The thing about travelling to far-off regions of the globe to surf untouched waves, Mulcoy realizes, is that there’s always the chance of getting skunked. No matter how much you plan out your trip or how vigilantly you study the swell, wind and weather patterns that work for a specific coastline, there will always be things that fall outside the realm of your control.

“I remember thinking, ‘Wow, did we get greedy to want to come back here?'”

The next morning, the storm had cleared, and in a new truck, the duo (plus lensman McInnis) set off once more to see if the storm had brought with it the swell they were expecting. On a whim, they decided to return to the place where they had gotten stuck the day before. When they arrived, Mulcoy couldn’t believe his eyes. The novelty wave he had spotted completely transformed overnight.

Beneath a clear, bluebird sky was a glassy, head-high wave most surfers dream about uncovering. “It was just unbelievable,” remembers Mulcoy. “It looked like a reef wave. We freaked out, ran out, surfed it, ran around and picked up a ton of waves. I had never seen anything break there and there I was, standing at one of the best sandbars I’ve ever seen in my life.
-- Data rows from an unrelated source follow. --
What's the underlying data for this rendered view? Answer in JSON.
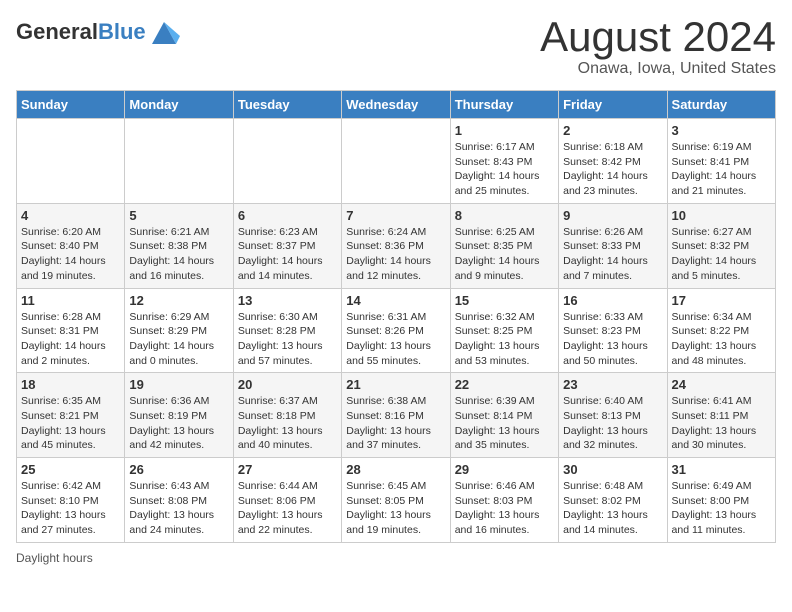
{
  "header": {
    "logo_general": "General",
    "logo_blue": "Blue",
    "month_year": "August 2024",
    "location": "Onawa, Iowa, United States"
  },
  "days_of_week": [
    "Sunday",
    "Monday",
    "Tuesday",
    "Wednesday",
    "Thursday",
    "Friday",
    "Saturday"
  ],
  "footer": {
    "label": "Daylight hours"
  },
  "weeks": [
    [
      {
        "day": "",
        "sunrise": "",
        "sunset": "",
        "daylight": ""
      },
      {
        "day": "",
        "sunrise": "",
        "sunset": "",
        "daylight": ""
      },
      {
        "day": "",
        "sunrise": "",
        "sunset": "",
        "daylight": ""
      },
      {
        "day": "",
        "sunrise": "",
        "sunset": "",
        "daylight": ""
      },
      {
        "day": "1",
        "sunrise": "Sunrise: 6:17 AM",
        "sunset": "Sunset: 8:43 PM",
        "daylight": "Daylight: 14 hours and 25 minutes."
      },
      {
        "day": "2",
        "sunrise": "Sunrise: 6:18 AM",
        "sunset": "Sunset: 8:42 PM",
        "daylight": "Daylight: 14 hours and 23 minutes."
      },
      {
        "day": "3",
        "sunrise": "Sunrise: 6:19 AM",
        "sunset": "Sunset: 8:41 PM",
        "daylight": "Daylight: 14 hours and 21 minutes."
      }
    ],
    [
      {
        "day": "4",
        "sunrise": "Sunrise: 6:20 AM",
        "sunset": "Sunset: 8:40 PM",
        "daylight": "Daylight: 14 hours and 19 minutes."
      },
      {
        "day": "5",
        "sunrise": "Sunrise: 6:21 AM",
        "sunset": "Sunset: 8:38 PM",
        "daylight": "Daylight: 14 hours and 16 minutes."
      },
      {
        "day": "6",
        "sunrise": "Sunrise: 6:23 AM",
        "sunset": "Sunset: 8:37 PM",
        "daylight": "Daylight: 14 hours and 14 minutes."
      },
      {
        "day": "7",
        "sunrise": "Sunrise: 6:24 AM",
        "sunset": "Sunset: 8:36 PM",
        "daylight": "Daylight: 14 hours and 12 minutes."
      },
      {
        "day": "8",
        "sunrise": "Sunrise: 6:25 AM",
        "sunset": "Sunset: 8:35 PM",
        "daylight": "Daylight: 14 hours and 9 minutes."
      },
      {
        "day": "9",
        "sunrise": "Sunrise: 6:26 AM",
        "sunset": "Sunset: 8:33 PM",
        "daylight": "Daylight: 14 hours and 7 minutes."
      },
      {
        "day": "10",
        "sunrise": "Sunrise: 6:27 AM",
        "sunset": "Sunset: 8:32 PM",
        "daylight": "Daylight: 14 hours and 5 minutes."
      }
    ],
    [
      {
        "day": "11",
        "sunrise": "Sunrise: 6:28 AM",
        "sunset": "Sunset: 8:31 PM",
        "daylight": "Daylight: 14 hours and 2 minutes."
      },
      {
        "day": "12",
        "sunrise": "Sunrise: 6:29 AM",
        "sunset": "Sunset: 8:29 PM",
        "daylight": "Daylight: 14 hours and 0 minutes."
      },
      {
        "day": "13",
        "sunrise": "Sunrise: 6:30 AM",
        "sunset": "Sunset: 8:28 PM",
        "daylight": "Daylight: 13 hours and 57 minutes."
      },
      {
        "day": "14",
        "sunrise": "Sunrise: 6:31 AM",
        "sunset": "Sunset: 8:26 PM",
        "daylight": "Daylight: 13 hours and 55 minutes."
      },
      {
        "day": "15",
        "sunrise": "Sunrise: 6:32 AM",
        "sunset": "Sunset: 8:25 PM",
        "daylight": "Daylight: 13 hours and 53 minutes."
      },
      {
        "day": "16",
        "sunrise": "Sunrise: 6:33 AM",
        "sunset": "Sunset: 8:23 PM",
        "daylight": "Daylight: 13 hours and 50 minutes."
      },
      {
        "day": "17",
        "sunrise": "Sunrise: 6:34 AM",
        "sunset": "Sunset: 8:22 PM",
        "daylight": "Daylight: 13 hours and 48 minutes."
      }
    ],
    [
      {
        "day": "18",
        "sunrise": "Sunrise: 6:35 AM",
        "sunset": "Sunset: 8:21 PM",
        "daylight": "Daylight: 13 hours and 45 minutes."
      },
      {
        "day": "19",
        "sunrise": "Sunrise: 6:36 AM",
        "sunset": "Sunset: 8:19 PM",
        "daylight": "Daylight: 13 hours and 42 minutes."
      },
      {
        "day": "20",
        "sunrise": "Sunrise: 6:37 AM",
        "sunset": "Sunset: 8:18 PM",
        "daylight": "Daylight: 13 hours and 40 minutes."
      },
      {
        "day": "21",
        "sunrise": "Sunrise: 6:38 AM",
        "sunset": "Sunset: 8:16 PM",
        "daylight": "Daylight: 13 hours and 37 minutes."
      },
      {
        "day": "22",
        "sunrise": "Sunrise: 6:39 AM",
        "sunset": "Sunset: 8:14 PM",
        "daylight": "Daylight: 13 hours and 35 minutes."
      },
      {
        "day": "23",
        "sunrise": "Sunrise: 6:40 AM",
        "sunset": "Sunset: 8:13 PM",
        "daylight": "Daylight: 13 hours and 32 minutes."
      },
      {
        "day": "24",
        "sunrise": "Sunrise: 6:41 AM",
        "sunset": "Sunset: 8:11 PM",
        "daylight": "Daylight: 13 hours and 30 minutes."
      }
    ],
    [
      {
        "day": "25",
        "sunrise": "Sunrise: 6:42 AM",
        "sunset": "Sunset: 8:10 PM",
        "daylight": "Daylight: 13 hours and 27 minutes."
      },
      {
        "day": "26",
        "sunrise": "Sunrise: 6:43 AM",
        "sunset": "Sunset: 8:08 PM",
        "daylight": "Daylight: 13 hours and 24 minutes."
      },
      {
        "day": "27",
        "sunrise": "Sunrise: 6:44 AM",
        "sunset": "Sunset: 8:06 PM",
        "daylight": "Daylight: 13 hours and 22 minutes."
      },
      {
        "day": "28",
        "sunrise": "Sunrise: 6:45 AM",
        "sunset": "Sunset: 8:05 PM",
        "daylight": "Daylight: 13 hours and 19 minutes."
      },
      {
        "day": "29",
        "sunrise": "Sunrise: 6:46 AM",
        "sunset": "Sunset: 8:03 PM",
        "daylight": "Daylight: 13 hours and 16 minutes."
      },
      {
        "day": "30",
        "sunrise": "Sunrise: 6:48 AM",
        "sunset": "Sunset: 8:02 PM",
        "daylight": "Daylight: 13 hours and 14 minutes."
      },
      {
        "day": "31",
        "sunrise": "Sunrise: 6:49 AM",
        "sunset": "Sunset: 8:00 PM",
        "daylight": "Daylight: 13 hours and 11 minutes."
      }
    ]
  ]
}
We were truly shocked.”

Just have a look at this snowy commute and you’ll understand why many coldwater lineups are often completely empty.

In a way—as many coldwater surfers come to find out—searching for waves along the shores of far-flung coastlines is a lot like navigating through life: sometimes you get what you came for, but sometimes you might take a little unexpected detour along the way. For the most part—whether it’s on a surf trip or chasing a specific career path—it’s best not to dwell on the fact that your plans veered off course. Because oftentimes, what you think is a bad omen or a wrong turn might actually be leading you to an experience you’ll never forget.

“If we didn’t have the unexpected, life would be boring,” says Mulcoy now. “It’s these challenges that make us individuals. [That day] was the biggest shocking surprise ever. It’s so much harder to get good surf in these types of climates and so much work goes into it that when it finally happens, it’s those types of days that I will never forget. Being in the water with just the friends that you came with and beautiful mountains, snow and wildlife all around you—that is what makes me feel alive.” — ML